Enter Home Planet News Poetry of Issue #6                        Page 53
                                   
Table of
Contents



Radio Flyer chauffeurs

They bought my red Radio Flyer wagon brand new.
I was the #1 kid in the house, carted off and pulled around by everyone;
I was the queen. My parents and young uncles were the chauffeurs.

I wish I could remember being
the tiny queen during Watergate.
I don’t remember Watergate at all---

My Radio Flyer circa the Seventies
often had dolls and my favorite Golden books in it,
waiting patiently for its next ride.

Rides I do remember: I became the chauffeur
in the late ‘70s-early ‘80s. Cousin Mandy,
my sister Devon and baby brother DJ demanded rides.
The wagon was outside, starting to warp and showing wear,
always either dirty or wet; we didn’t care.

Being #1 daughter/granddaughter slowly became a drag.
I was the responsible one, the narc, the guinea pig,
no longer the queen---the kiddos were running the show,
often running away. Radio Flyer practically flew
upon the ground as they raced down the hill.

I wished I could fly away—
queen-sized,
dragged around in the Flyer,
feeling free again.

Carrie Magness Radna __







First day in Venice

Like eager, newborn colts we bounded out of the airport tram
from the jet plane, still sleepy-eyed, & awestruck
by seeing the Alps (or Dolomites) Mountains from above
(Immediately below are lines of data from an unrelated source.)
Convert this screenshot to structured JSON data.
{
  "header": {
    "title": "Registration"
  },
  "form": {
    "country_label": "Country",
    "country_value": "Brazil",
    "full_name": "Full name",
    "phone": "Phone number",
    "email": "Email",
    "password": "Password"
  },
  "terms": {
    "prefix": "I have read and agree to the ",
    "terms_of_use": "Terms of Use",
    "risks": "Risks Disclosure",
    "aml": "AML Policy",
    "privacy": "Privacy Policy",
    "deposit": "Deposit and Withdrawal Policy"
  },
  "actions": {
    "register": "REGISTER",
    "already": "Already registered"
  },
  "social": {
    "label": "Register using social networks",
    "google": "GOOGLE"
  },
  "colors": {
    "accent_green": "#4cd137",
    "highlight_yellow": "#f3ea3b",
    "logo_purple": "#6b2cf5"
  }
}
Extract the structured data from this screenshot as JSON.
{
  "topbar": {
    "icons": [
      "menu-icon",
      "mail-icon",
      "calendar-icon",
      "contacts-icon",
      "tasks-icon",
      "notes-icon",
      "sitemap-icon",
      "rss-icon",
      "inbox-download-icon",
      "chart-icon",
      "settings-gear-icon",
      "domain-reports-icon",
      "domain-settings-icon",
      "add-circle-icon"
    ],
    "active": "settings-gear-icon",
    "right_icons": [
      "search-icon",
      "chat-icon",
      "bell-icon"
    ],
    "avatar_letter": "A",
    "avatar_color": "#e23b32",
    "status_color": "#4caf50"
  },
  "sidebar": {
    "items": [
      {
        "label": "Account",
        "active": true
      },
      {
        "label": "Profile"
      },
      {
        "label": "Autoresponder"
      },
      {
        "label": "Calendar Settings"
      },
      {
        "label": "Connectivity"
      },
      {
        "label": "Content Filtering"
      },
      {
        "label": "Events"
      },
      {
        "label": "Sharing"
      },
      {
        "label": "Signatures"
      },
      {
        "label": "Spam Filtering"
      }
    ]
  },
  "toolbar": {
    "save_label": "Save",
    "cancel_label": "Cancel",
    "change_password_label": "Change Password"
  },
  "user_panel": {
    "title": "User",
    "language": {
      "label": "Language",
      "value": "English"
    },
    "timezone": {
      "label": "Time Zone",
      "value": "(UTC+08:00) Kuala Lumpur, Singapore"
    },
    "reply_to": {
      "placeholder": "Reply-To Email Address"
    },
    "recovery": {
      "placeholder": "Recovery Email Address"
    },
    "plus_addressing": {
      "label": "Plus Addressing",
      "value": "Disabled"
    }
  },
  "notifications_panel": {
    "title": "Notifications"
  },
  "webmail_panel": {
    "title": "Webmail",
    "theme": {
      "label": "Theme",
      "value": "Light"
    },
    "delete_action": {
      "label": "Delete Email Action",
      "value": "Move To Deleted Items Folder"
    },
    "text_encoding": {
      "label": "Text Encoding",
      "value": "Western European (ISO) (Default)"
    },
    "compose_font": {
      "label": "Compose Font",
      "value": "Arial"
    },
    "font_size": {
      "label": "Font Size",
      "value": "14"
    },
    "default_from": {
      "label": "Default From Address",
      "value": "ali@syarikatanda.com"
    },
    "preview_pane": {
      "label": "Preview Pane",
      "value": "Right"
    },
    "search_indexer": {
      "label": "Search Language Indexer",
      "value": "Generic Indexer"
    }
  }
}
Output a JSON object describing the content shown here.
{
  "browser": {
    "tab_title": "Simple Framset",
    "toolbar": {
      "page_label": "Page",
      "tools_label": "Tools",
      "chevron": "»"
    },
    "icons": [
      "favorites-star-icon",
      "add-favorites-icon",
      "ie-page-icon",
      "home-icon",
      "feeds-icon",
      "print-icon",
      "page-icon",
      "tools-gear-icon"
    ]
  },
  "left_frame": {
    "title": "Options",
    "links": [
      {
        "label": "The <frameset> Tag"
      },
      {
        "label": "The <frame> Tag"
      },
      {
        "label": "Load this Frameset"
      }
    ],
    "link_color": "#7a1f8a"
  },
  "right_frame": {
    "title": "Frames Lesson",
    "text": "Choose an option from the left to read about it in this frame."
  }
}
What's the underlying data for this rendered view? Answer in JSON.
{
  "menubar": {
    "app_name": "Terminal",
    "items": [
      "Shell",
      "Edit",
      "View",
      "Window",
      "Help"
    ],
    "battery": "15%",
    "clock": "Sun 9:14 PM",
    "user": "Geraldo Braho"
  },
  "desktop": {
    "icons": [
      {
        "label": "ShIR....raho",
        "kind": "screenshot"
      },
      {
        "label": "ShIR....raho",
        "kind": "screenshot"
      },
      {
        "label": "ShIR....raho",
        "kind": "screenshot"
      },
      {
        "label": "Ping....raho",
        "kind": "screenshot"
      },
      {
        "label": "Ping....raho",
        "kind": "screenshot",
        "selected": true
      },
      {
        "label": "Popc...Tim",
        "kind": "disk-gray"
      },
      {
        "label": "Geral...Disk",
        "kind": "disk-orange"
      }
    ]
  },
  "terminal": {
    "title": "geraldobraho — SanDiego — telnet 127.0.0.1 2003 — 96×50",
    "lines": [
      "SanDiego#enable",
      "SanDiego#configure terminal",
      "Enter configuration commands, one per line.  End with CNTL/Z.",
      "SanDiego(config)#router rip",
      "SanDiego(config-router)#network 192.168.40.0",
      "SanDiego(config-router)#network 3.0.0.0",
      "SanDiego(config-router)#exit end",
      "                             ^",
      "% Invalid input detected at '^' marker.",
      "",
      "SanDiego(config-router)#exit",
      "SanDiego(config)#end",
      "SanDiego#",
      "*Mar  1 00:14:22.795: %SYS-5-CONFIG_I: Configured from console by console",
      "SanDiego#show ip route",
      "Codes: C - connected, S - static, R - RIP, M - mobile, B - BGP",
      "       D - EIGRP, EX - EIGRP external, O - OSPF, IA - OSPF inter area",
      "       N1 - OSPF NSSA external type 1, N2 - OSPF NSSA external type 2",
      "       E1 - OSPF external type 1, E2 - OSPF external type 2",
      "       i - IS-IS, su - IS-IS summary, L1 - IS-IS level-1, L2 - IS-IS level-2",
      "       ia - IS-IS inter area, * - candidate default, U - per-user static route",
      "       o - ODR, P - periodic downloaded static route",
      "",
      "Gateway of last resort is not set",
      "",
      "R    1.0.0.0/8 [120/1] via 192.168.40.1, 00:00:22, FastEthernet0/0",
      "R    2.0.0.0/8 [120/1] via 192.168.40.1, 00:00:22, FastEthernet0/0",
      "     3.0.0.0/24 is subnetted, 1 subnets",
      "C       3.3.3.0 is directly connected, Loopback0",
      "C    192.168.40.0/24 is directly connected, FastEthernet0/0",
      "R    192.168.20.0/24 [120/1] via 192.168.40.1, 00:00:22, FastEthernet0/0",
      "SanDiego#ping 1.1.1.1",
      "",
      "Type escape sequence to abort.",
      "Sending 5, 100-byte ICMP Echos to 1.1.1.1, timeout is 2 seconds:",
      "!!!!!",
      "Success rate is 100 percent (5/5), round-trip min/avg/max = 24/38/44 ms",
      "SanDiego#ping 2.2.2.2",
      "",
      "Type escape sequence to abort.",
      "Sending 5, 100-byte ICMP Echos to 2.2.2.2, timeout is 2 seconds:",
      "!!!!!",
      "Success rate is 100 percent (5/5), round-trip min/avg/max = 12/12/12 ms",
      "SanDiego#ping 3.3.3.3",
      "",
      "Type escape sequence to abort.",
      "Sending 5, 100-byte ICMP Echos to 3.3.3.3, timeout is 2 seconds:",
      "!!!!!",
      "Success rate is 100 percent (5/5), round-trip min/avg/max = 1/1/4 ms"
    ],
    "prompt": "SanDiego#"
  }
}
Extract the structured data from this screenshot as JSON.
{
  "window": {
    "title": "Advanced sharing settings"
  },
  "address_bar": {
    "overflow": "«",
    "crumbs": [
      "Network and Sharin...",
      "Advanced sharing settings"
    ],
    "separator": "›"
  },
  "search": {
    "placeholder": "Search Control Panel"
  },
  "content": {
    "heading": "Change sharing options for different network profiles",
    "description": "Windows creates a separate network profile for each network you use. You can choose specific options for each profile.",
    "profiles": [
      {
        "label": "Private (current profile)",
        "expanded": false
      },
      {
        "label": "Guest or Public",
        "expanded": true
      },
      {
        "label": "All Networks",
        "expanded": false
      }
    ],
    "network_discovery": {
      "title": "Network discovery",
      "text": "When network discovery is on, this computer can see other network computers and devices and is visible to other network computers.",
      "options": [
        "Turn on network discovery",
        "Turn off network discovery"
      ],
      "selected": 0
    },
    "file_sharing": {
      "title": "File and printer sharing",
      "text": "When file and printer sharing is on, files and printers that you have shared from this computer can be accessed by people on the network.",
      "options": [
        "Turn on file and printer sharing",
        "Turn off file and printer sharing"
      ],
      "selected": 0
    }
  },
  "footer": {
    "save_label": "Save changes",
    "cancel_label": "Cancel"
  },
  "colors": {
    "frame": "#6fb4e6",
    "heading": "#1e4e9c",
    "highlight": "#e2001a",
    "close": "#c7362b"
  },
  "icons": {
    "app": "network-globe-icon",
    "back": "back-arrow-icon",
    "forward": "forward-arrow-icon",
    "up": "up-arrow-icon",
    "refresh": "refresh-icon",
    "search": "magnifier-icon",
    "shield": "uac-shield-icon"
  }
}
Venice’s humidity hit us like a Mack truck (not surprising; it’s surrounded by water)
the moment we hit the ground, babies we became, like the
swarthy passport guard boys that greeted us, “Okay, you fine”…we are here!

I drank my German Coke as the houses whizzed by in the sleek pickup car;
the sun beat down softly, but hot. Bells rang in the distance as we drove on…

The 10-minute walk to the piazza would had been more manageable
without the suitcases; (thank God for my commute to Queens)

There is life waiting on the canal, the terra-cotta houses and marble buildings,
frescoes, the cobblestones built over 250 years ago,
the people milling about, kissing, drinking Aperol spritzers and Camapri, eating gelato

We stopped for tapas, ate some speck ham (prosciutto)
and we sat by the water as the boats floated by.

We followed the narrow passages, lost like young fillies just learning to walk,
but we loved the journey as if we were half just-born,
half adventurers ready to run.

  Carrie Magness Radna__
___________________________________________________________

First violin (Belsca Quartet)

Perfect naked armpit
peeking out from silk teal,
flowing dress as water
as two, tanned, shapely arms
balance her bow with silken catgut
& she pauses, clicking her toe
on her iPad score
as she plays first violin passionately.

Naturally, she’s a Romanian
whose classical training took her to London
and she remained there, meeting
a Polish violist at University,
and they began a string quartet
named after her family name
which set the entire world on fire.

Did she keep her first violin?
Did her parents have an inkling
of her violin prowess?

Her obsidian wavy locks flowed freely,
shining under the concert hall lights.

The men also played well;
the 4 worked as a well-honed unit.
The quartet sparked the audience
members’ blood awake,
enchanting all, until the very last note.

  Carrie Magness Radna__
Butterflies in Hell

This was not my mother’s Mephistopheles,
where he stole a violin from an
unsuspecting fiddler;

No, if butterflies did exist in Hell,
where the pulsing of thousands
of delicate wings beating
themselves into submission
a thousand times over
in a small, badly-lit corner,

as every possible color dissolved
over and over again,
as the flames grew brighter,
with the moon-kissed wings of insects
beating on until their very last breath—

Liszt has created this.


  Carrie Magness Radna__

(inspired by Franz Liszt’s Mephisto Waltz, no. 1 (Der Tanz in der Dorfischenke), S. 514,
as played by pianist Denis Matsuev at Carnegie Hall)